One common issue on binaural headsets is only getting audio through one ear.  The first thing to check are the connections between the headset and the phone or computer.  A loose jack or QD connection could be the cause of the fault.  If all the connections are sound then test another, fully working headset in the same device.  If the problem persists with a different headset, then it is likely that the problem is with the audio device.  It is also worth testing the potentially faulty headset with another audio device, to double check that there really is a fault with the headset.

Getting no audio at all can be down to the same connection faults, so it is a good idea to rule these issues out using the same steps as above.  It is also a good idea to check that the headset is plugged in to the correct port, as some computers have multiple ports of the same connection type for different external devices.  Check that the headset does not have a built in mute button that has accidentally been pressed, and also check that the equipment is powered up.  Some wireless models need charging up or new batteries in order to work.
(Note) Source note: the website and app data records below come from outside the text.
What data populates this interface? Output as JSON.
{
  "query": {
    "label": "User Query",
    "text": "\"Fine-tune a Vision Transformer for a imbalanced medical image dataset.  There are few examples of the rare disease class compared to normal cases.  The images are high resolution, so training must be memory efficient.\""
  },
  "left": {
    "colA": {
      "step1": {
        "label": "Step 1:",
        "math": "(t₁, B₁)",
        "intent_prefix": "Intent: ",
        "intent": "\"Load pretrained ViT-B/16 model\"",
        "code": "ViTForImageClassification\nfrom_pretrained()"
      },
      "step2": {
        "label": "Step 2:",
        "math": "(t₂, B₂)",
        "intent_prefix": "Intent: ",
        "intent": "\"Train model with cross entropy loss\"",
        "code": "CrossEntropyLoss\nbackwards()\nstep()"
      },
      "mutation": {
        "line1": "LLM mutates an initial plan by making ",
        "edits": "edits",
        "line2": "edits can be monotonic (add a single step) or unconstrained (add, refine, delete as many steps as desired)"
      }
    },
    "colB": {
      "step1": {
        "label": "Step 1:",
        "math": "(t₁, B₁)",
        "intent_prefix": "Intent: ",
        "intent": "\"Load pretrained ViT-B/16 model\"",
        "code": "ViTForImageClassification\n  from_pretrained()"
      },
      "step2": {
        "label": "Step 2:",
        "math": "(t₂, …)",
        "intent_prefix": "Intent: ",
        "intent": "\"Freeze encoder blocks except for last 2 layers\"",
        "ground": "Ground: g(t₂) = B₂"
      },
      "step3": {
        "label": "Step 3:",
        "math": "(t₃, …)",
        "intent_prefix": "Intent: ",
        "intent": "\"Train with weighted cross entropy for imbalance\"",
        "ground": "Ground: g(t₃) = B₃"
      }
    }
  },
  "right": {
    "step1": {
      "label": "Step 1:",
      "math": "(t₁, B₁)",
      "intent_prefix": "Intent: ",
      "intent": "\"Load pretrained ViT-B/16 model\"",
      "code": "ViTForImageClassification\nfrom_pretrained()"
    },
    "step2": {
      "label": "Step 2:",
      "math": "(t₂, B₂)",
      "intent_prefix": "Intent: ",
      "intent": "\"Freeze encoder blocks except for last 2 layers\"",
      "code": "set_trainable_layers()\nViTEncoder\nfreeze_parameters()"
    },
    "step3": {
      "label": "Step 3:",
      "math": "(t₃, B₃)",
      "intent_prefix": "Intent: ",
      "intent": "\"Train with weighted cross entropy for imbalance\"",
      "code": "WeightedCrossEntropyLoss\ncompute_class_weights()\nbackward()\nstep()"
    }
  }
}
Telephone headsets which connect to a desk phone do not always register immediately, as some desk phones need to be manually switched to headset mode.  If your headset does not seem to be working with your phone and all the connections are sound this may be the reason.  Telephone headsets that connect to a computer normally come with software which establishes the connection.  If your headset does not work with a new computer, you may need to install the software, or need an update if your previously sound set-up worked the day before.

Wireless connection problems may be resolved by first checking that your headset and device are both set to the same pairing mode – bluetooth connections require both devices to be set to bluetooth.  Weak connections may be caused by the position of the base station in relation to the wireless headset, and metallic items nearby can also interfere with the connection stability.  It is a good idea not to place the base station on a metal table and to site the device away from filing cabinets, server racks and other big metal objects.

An echo in the earpiece is one of the most disconcerting things to happen during a telephone call – hearing your own voice or that of the person you are talking to, repeating everything a second late can throw even the most focused agent off track.  This is caused by the interplay between three volume settings – the phone, the microphone and the earpiece speaker.  Firstly, adjust the phone volume to halfway on the desk phone itself.  If this does not resolve the issue then adjust the microphone problem, turning the volume down until the echo disappears.  If this does not work, or the person you are speaking to cannot hear you, then return the microphone volume to a normal level.  If the issue persists, adjust the speaker volume on your earpiece. 

These troubleshooting tips are designed to help headset users fix common problems 

Leave a Comment